GIVEN ENTRIES:
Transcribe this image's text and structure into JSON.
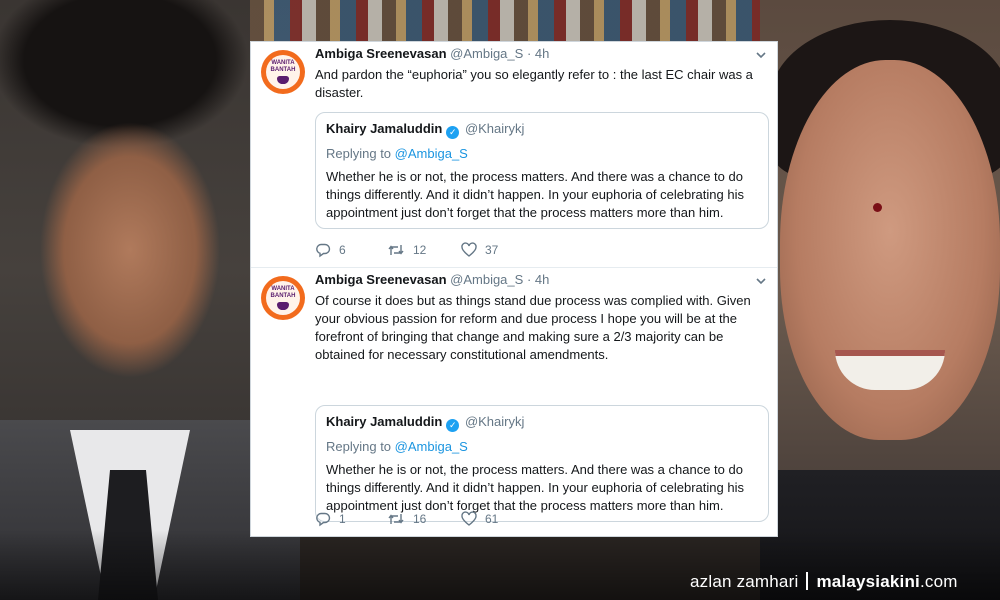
{
  "tweets": [
    {
      "author_name": "Ambiga Sreenevasan",
      "author_handle": "@Ambiga_S",
      "separator": "·",
      "time": "4h",
      "text": "And pardon the “euphoria” you so elegantly refer to : the last EC chair was a disaster.",
      "quote": {
        "author_name": "Khairy Jamaluddin",
        "author_handle": "@Khairykj",
        "replying_prefix": "Replying to",
        "replying_to": "@Ambiga_S",
        "text": "Whether he is or not, the process matters. And there was a chance to do things differently. And it didn’t happen. In your euphoria of celebrating his appointment just don’t forget that the process matters more than him."
      },
      "replies": "6",
      "retweets": "12",
      "likes": "37"
    },
    {
      "author_name": "Ambiga Sreenevasan",
      "author_handle": "@Ambiga_S",
      "separator": "·",
      "time": "4h",
      "text": "Of course it does but as things stand due process was complied with. Given your obvious passion for reform and due process I hope you will be at the forefront of bringing that change and making sure a 2/3 majority can be obtained for necessary constitutional amendments.",
      "quote": {
        "author_name": "Khairy Jamaluddin",
        "author_handle": "@Khairykj",
        "replying_prefix": "Replying to",
        "replying_to": "@Ambiga_S",
        "text": "Whether he is or not, the process matters. And there was a chance to do things differently. And it didn’t happen. In your euphoria of celebrating his appointment just don’t forget that the process matters more than him."
      },
      "replies": "1",
      "retweets": "16",
      "likes": "61"
    }
  ],
  "avatar": {
    "line1": "WANITA",
    "line2": "BANTAH"
  },
  "icons": {
    "verified": "verified-badge-icon",
    "chevron": "chevron-down-icon",
    "reply": "reply-icon",
    "retweet": "retweet-icon",
    "like": "heart-icon"
  },
  "credit": {
    "photographer": "azlan zamhari",
    "brand": "malaysiakini",
    "brand_suffix": ".com"
  },
  "colors": {
    "link": "#1b95e0",
    "muted": "#657786",
    "verified": "#1da1f2",
    "avatar_bg": "#f26b1d"
  }
}
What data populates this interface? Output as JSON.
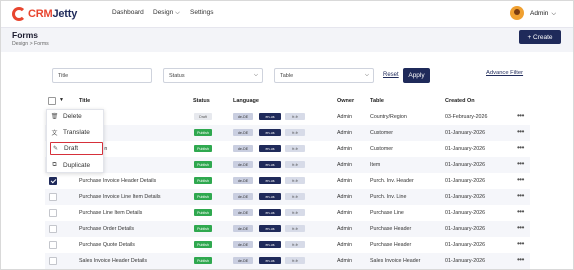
{
  "brand": {
    "name_a": "CRM",
    "name_b": "Jetty",
    "accent": "#e8452f",
    "primary": "#1f2a5a"
  },
  "nav": {
    "dashboard": "Dashboard",
    "design": "Design",
    "settings": "Settings"
  },
  "user": {
    "name": "Admin"
  },
  "page": {
    "title": "Forms",
    "breadcrumb": "Design  >  Forms",
    "create_label": "+ Create"
  },
  "filters": {
    "title_placeholder": "Title",
    "status_label": "Status",
    "table_label": "Table",
    "reset_label": "Reset",
    "apply_label": "Apply",
    "advance_label": "Advance Filter"
  },
  "table": {
    "headers": {
      "title": "Title",
      "status": "Status",
      "language": "Language",
      "owner": "Owner",
      "table": "Table",
      "created_on": "Created On"
    },
    "lang_codes": [
      "de-DE",
      "en-us",
      "fr-fr"
    ],
    "rows": [
      {
        "title": "ntry",
        "status": "Draft",
        "owner": "Admin",
        "table": "Country/Region",
        "created": "03-February-2026",
        "checked": false
      },
      {
        "title": "r Profile",
        "status": "Publish",
        "owner": "Admin",
        "table": "Customer",
        "created": "01-January-2026",
        "checked": false
      },
      {
        "title": "Registration",
        "status": "Publish",
        "owner": "Admin",
        "table": "Customer",
        "created": "01-January-2026",
        "checked": false
      },
      {
        "title": "ls",
        "status": "Publish",
        "owner": "Admin",
        "table": "Item",
        "created": "01-January-2026",
        "checked": false
      },
      {
        "title": "Purchase Invoice Header Details",
        "status": "Publish",
        "owner": "Admin",
        "table": "Purch. Inv. Header",
        "created": "01-January-2026",
        "checked": true
      },
      {
        "title": "Purchase Invoice Line Item Details",
        "status": "Publish",
        "owner": "Admin",
        "table": "Purch. Inv. Line",
        "created": "01-January-2026",
        "checked": false
      },
      {
        "title": "Purchase Line Item Details",
        "status": "Publish",
        "owner": "Admin",
        "table": "Purchase Line",
        "created": "01-January-2026",
        "checked": false
      },
      {
        "title": "Purchase Order Details",
        "status": "Publish",
        "owner": "Admin",
        "table": "Purchase Header",
        "created": "01-January-2026",
        "checked": false
      },
      {
        "title": "Purchase Quote Details",
        "status": "Publish",
        "owner": "Admin",
        "table": "Purchase Header",
        "created": "01-January-2026",
        "checked": false
      },
      {
        "title": "Sales Invoice Header Details",
        "status": "Publish",
        "owner": "Admin",
        "table": "Sales Invoice Header",
        "created": "01-January-2026",
        "checked": false
      }
    ]
  },
  "bulk_menu": {
    "items": [
      {
        "label": "Delete",
        "icon": "trash-icon"
      },
      {
        "label": "Translate",
        "icon": "translate-icon"
      },
      {
        "label": "Draft",
        "icon": "draft-icon"
      },
      {
        "label": "Duplicate",
        "icon": "duplicate-icon"
      }
    ]
  }
}
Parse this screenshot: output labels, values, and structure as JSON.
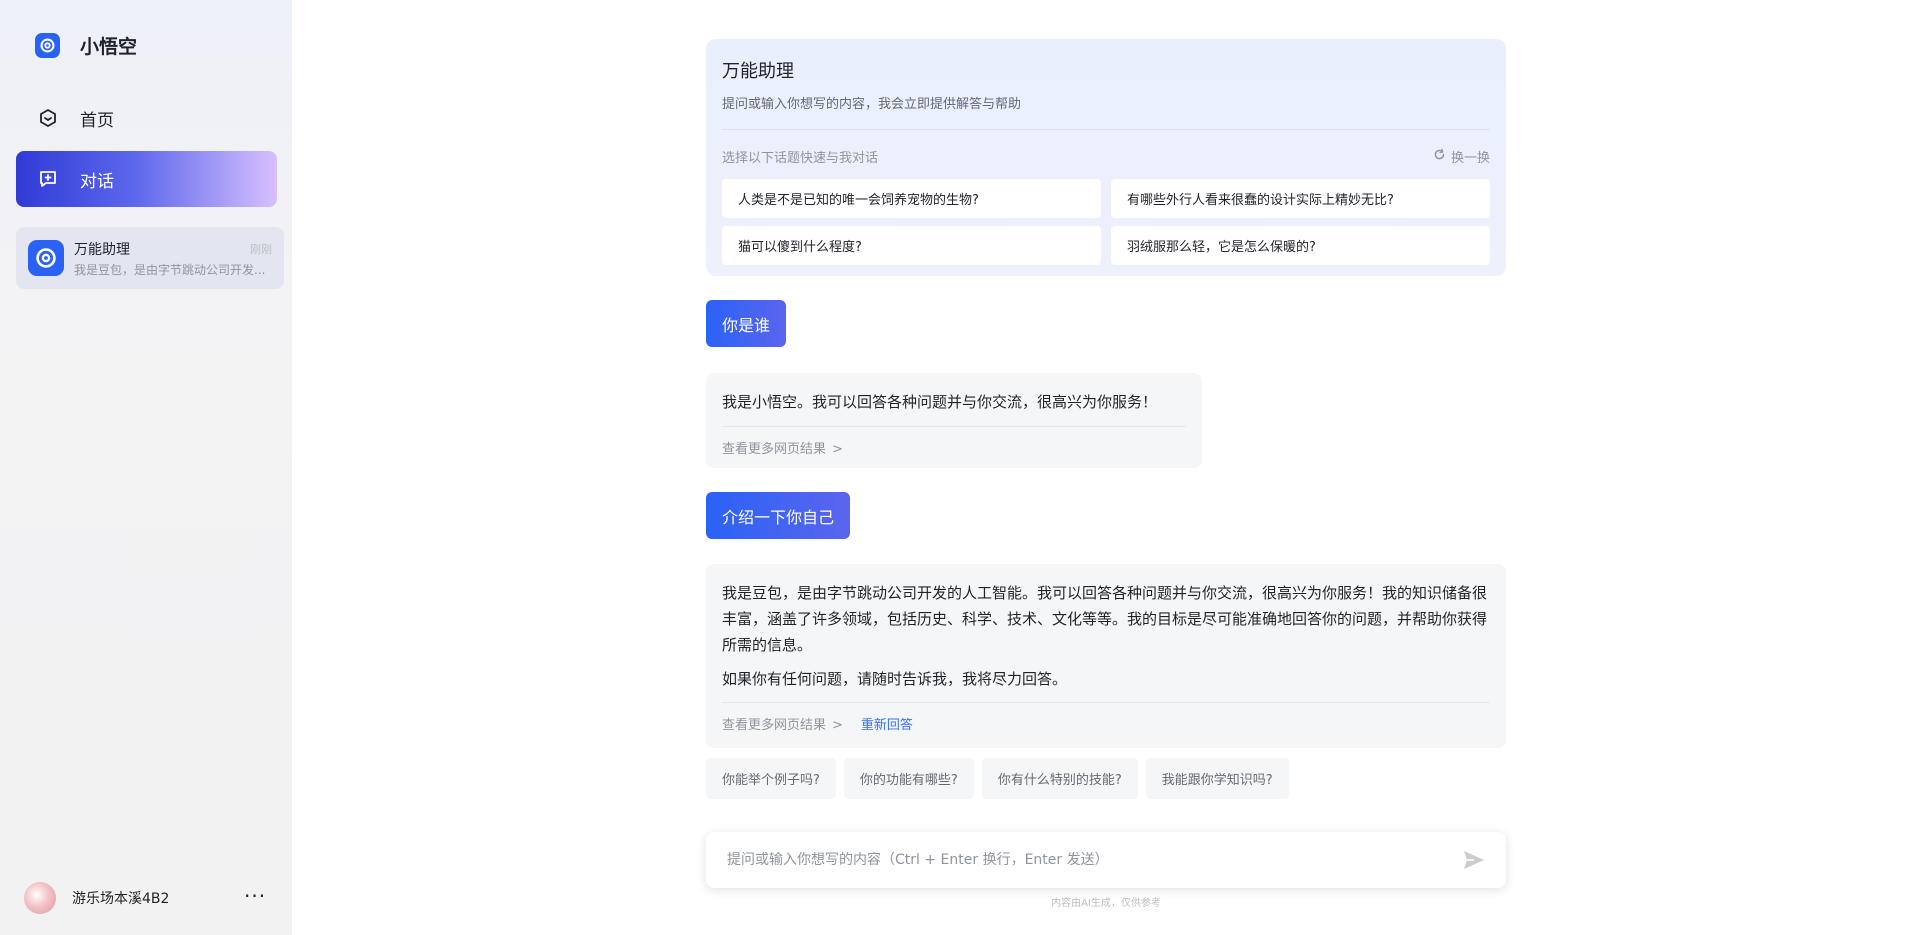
{
  "app": {
    "name": "小悟空",
    "brand_color": "#2a62f6",
    "accent_gradient": [
      "#2f3bd6",
      "#d7c0ff"
    ]
  },
  "nav": {
    "home": {
      "label": "首页",
      "icon": "home-icon"
    },
    "chat": {
      "label": "对话",
      "icon": "chat-icon",
      "active": true
    }
  },
  "conversation": {
    "title": "万能助理",
    "preview": "我是豆包，是由字节跳动公司开发...",
    "time": "刚刚"
  },
  "user": {
    "name": "游乐场本溪4B2"
  },
  "intro": {
    "title": "万能助理",
    "description": "提问或输入你想写的内容，我会立即提供解答与帮助",
    "hint": "选择以下话题快速与我对话",
    "refresh": "换一换",
    "suggestions": [
      "人类是不是已知的唯一会饲养宠物的生物?",
      "有哪些外行人看来很蠢的设计实际上精妙无比?",
      "猫可以傻到什么程度?",
      "羽绒服那么轻，它是怎么保暖的?"
    ]
  },
  "messages": {
    "user1": "你是谁",
    "bot1": "我是小悟空。我可以回答各种问题并与你交流，很高兴为你服务！",
    "user2": "介绍一下你自己",
    "bot2_p1": "我是豆包，是由字节跳动公司开发的人工智能。我可以回答各种问题并与你交流，很高兴为你服务！我的知识储备很丰富，涵盖了许多领域，包括历史、科学、技术、文化等等。我的目标是尽可能准确地回答你的问题，并帮助你获得所需的信息。",
    "bot2_p2": "如果你有任何问题，请随时告诉我，我将尽力回答。",
    "more_results": "查看更多网页结果",
    "regenerate": "重新回答"
  },
  "followups": [
    "你能举个例子吗?",
    "你的功能有哪些?",
    "你有什么特别的技能?",
    "我能跟你学知识吗?"
  ],
  "input": {
    "placeholder": "提问或输入你想写的内容（Ctrl + Enter 换行，Enter 发送）",
    "value": ""
  },
  "disclaimer": "内容由AI生成，仅供参考"
}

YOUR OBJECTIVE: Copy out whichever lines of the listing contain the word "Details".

RESPONSE AREA:
        "title": "Purchase Invoice Header Details",
        "title": "Purchase Invoice Line Item Details",
        "title": "Purchase Line Item Details",
        "title": "Purchase Order Details",
        "title": "Purchase Quote Details",
        "title": "Sales Invoice Header Details",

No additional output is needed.